--- Raw data Enclosed Below ---
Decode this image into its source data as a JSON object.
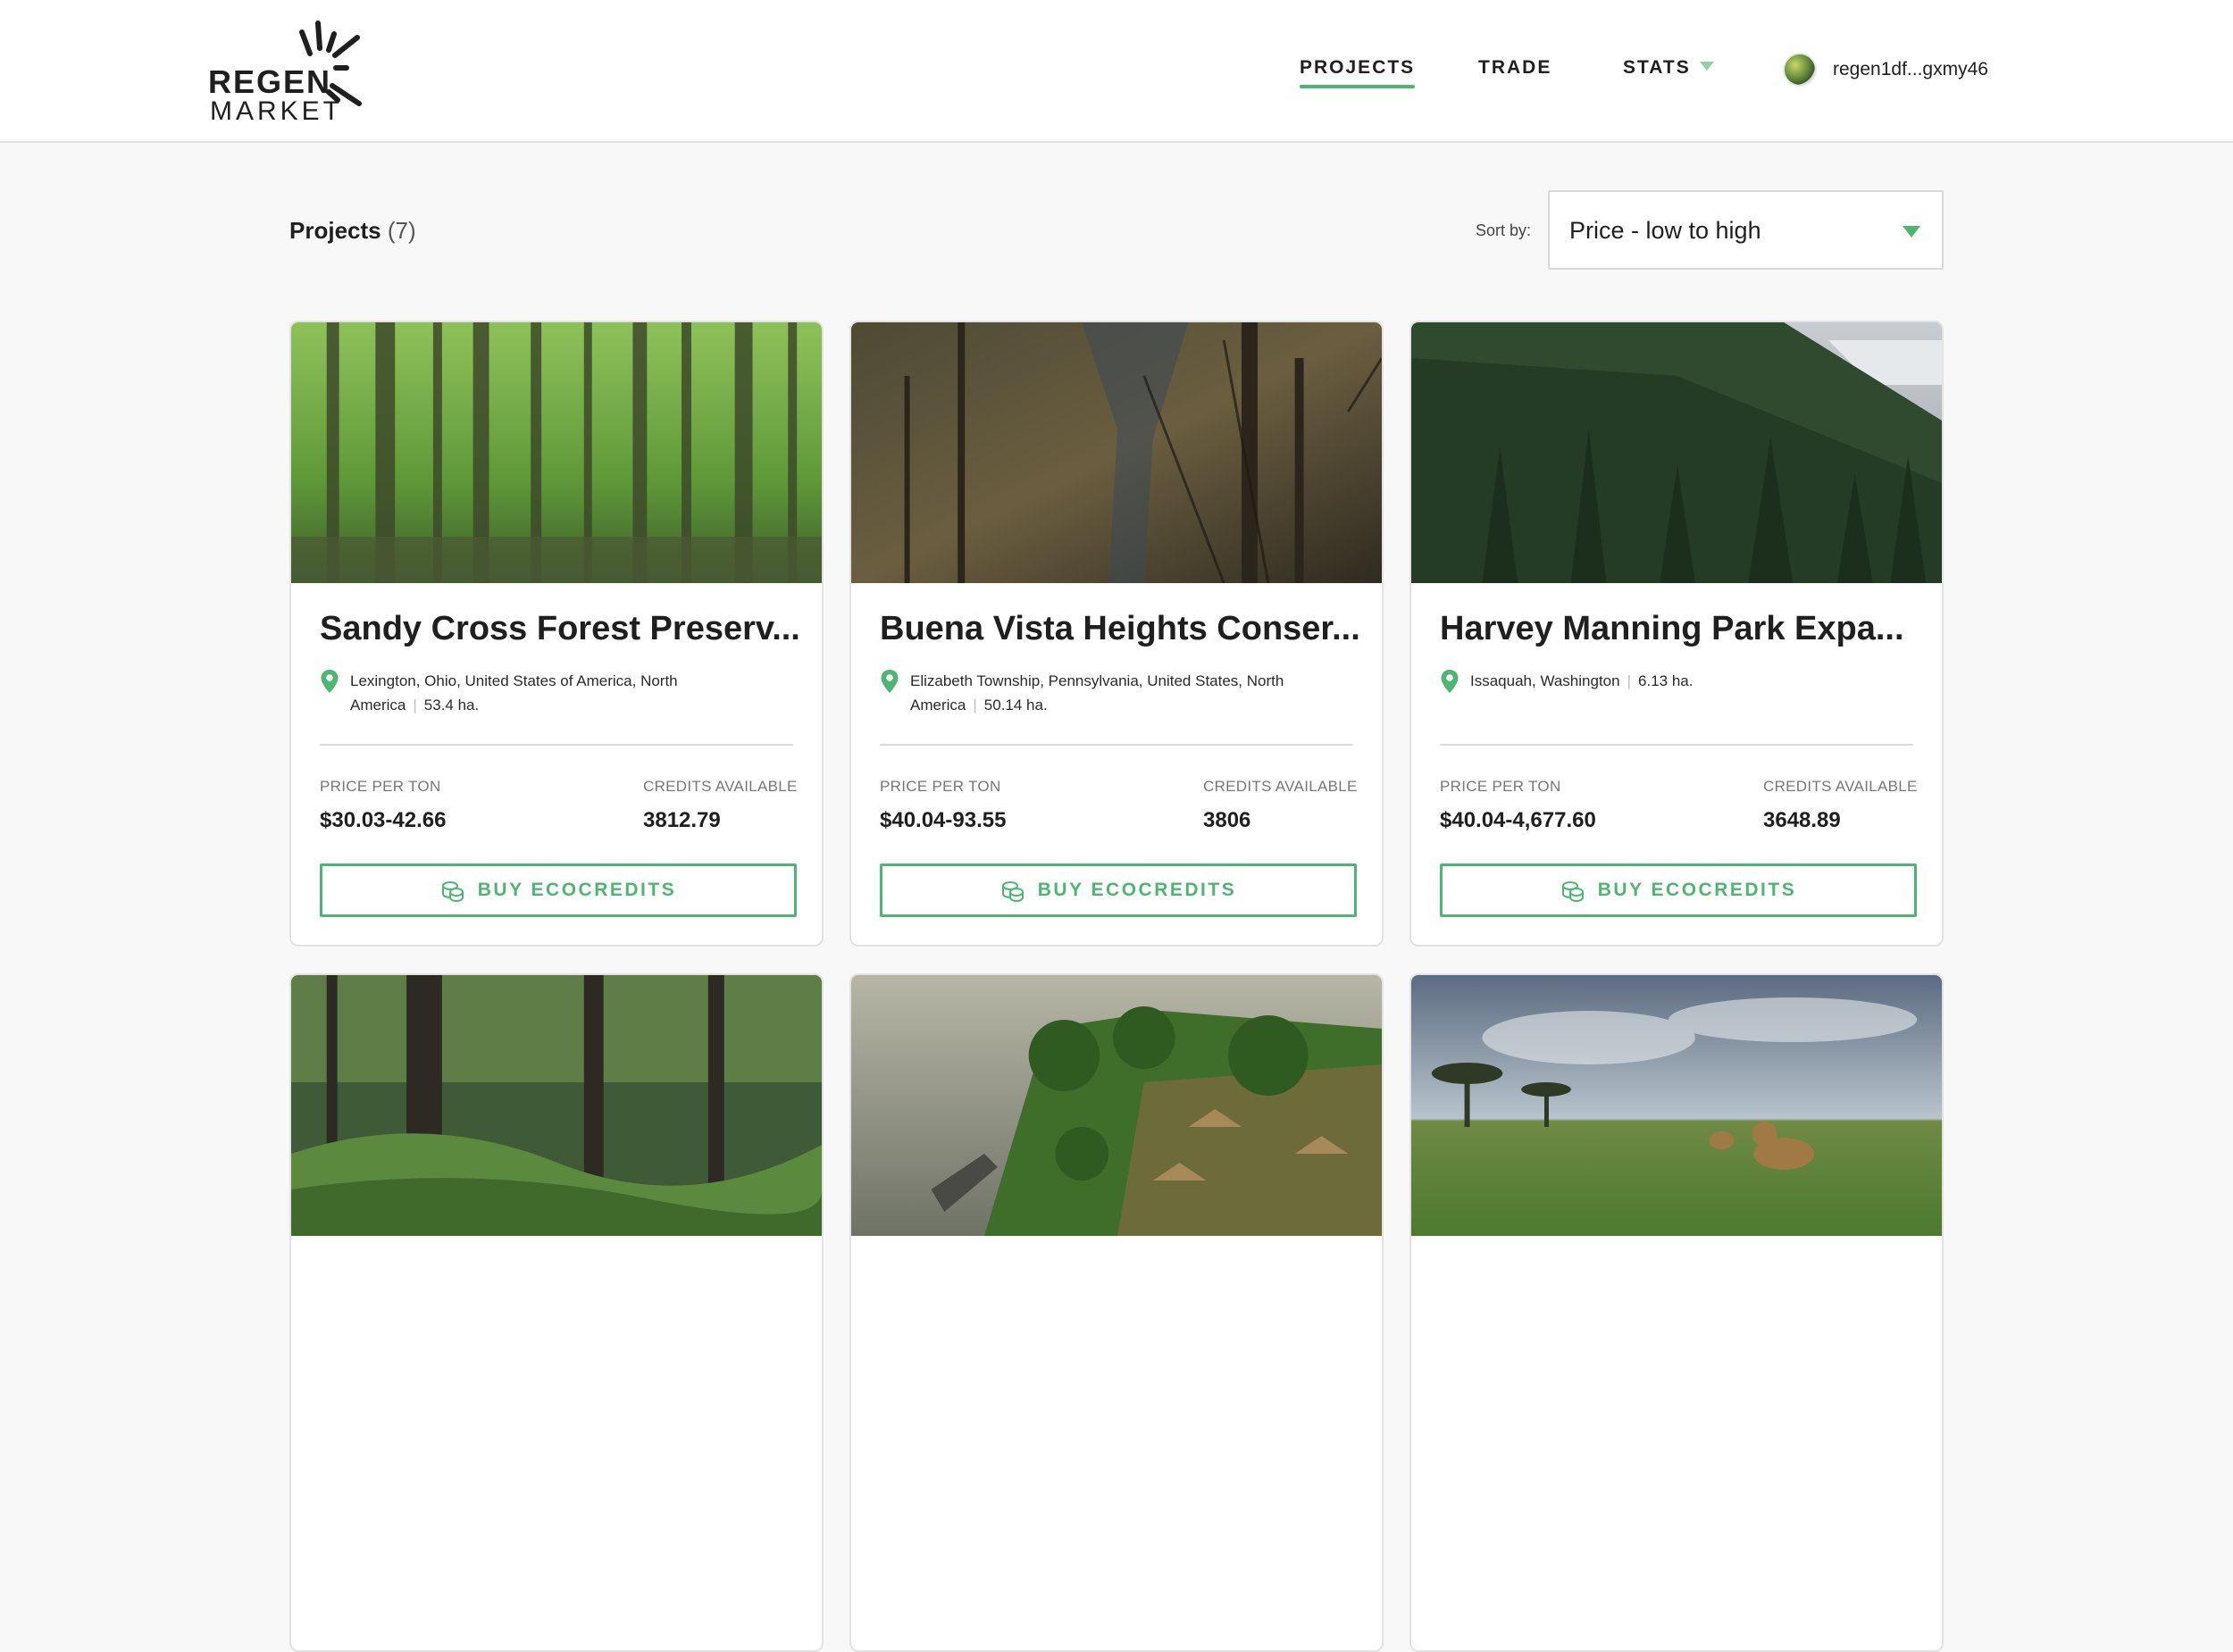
{
  "header": {
    "logo": {
      "top": "REGEN",
      "bottom": "MARKET"
    },
    "nav": {
      "projects": "PROJECTS",
      "trade": "TRADE",
      "stats": "STATS"
    },
    "account": "regen1df...gxmy46"
  },
  "toolbar": {
    "title": "Projects",
    "count": "(7)",
    "sort_label": "Sort by:",
    "sort_value": "Price - low to high"
  },
  "labels": {
    "price": "PRICE PER TON",
    "credits": "CREDITS AVAILABLE",
    "buy": "BUY ECOCREDITS"
  },
  "projects": [
    {
      "title": "Sandy Cross Forest Preserv...",
      "location": "Lexington, Ohio, United States of America, North America",
      "area": "53.4 ha.",
      "price": "$30.03-42.66",
      "credits": "3812.79"
    },
    {
      "title": "Buena Vista Heights Conser...",
      "location": "Elizabeth Township, Pennsylvania, United States, North America",
      "area": "50.14 ha.",
      "price": "$40.04-93.55",
      "credits": "3806"
    },
    {
      "title": "Harvey Manning Park Expa...",
      "location": "Issaquah, Washington",
      "area": "6.13 ha.",
      "price": "$40.04-4,677.60",
      "credits": "3648.89"
    },
    {},
    {},
    {}
  ],
  "colors": {
    "accent": "#4fb573",
    "accent_light": "#8fd1a6",
    "page_bg": "#f8f8f8",
    "text": "#1f1f1f"
  },
  "icons": {
    "logo": "regen-burst-logo-icon",
    "stats_caret": "chevron-down-icon",
    "sort_caret": "chevron-down-icon",
    "location": "location-pin-icon",
    "buy": "ecocredits-icon"
  }
}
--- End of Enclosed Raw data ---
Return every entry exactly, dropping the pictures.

**Result of this task**
Decode this image into its source data as a JSON object.
{
  "header": {
    "logo": {
      "top": "REGEN",
      "bottom": "MARKET"
    },
    "nav": {
      "projects": "PROJECTS",
      "trade": "TRADE",
      "stats": "STATS"
    },
    "account": "regen1df...gxmy46"
  },
  "toolbar": {
    "title": "Projects",
    "count": "(7)",
    "sort_label": "Sort by:",
    "sort_value": "Price - low to high"
  },
  "labels": {
    "price": "PRICE PER TON",
    "credits": "CREDITS AVAILABLE",
    "buy": "BUY ECOCREDITS"
  },
  "projects": [
    {
      "title": "Sandy Cross Forest Preserv...",
      "location": "Lexington, Ohio, United States of America, North America",
      "area": "53.4 ha.",
      "price": "$30.03-42.66",
      "credits": "3812.79"
    },
    {
      "title": "Buena Vista Heights Conser...",
      "location": "Elizabeth Township, Pennsylvania, United States, North America",
      "area": "50.14 ha.",
      "price": "$40.04-93.55",
      "credits": "3806"
    },
    {
      "title": "Harvey Manning Park Expa...",
      "location": "Issaquah, Washington",
      "area": "6.13 ha.",
      "price": "$40.04-4,677.60",
      "credits": "3648.89"
    },
    {},
    {},
    {}
  ],
  "colors": {
    "accent": "#4fb573",
    "accent_light": "#8fd1a6",
    "page_bg": "#f8f8f8",
    "text": "#1f1f1f"
  },
  "icons": {
    "logo": "regen-burst-logo-icon",
    "stats_caret": "chevron-down-icon",
    "sort_caret": "chevron-down-icon",
    "location": "location-pin-icon",
    "buy": "ecocredits-icon"
  }
}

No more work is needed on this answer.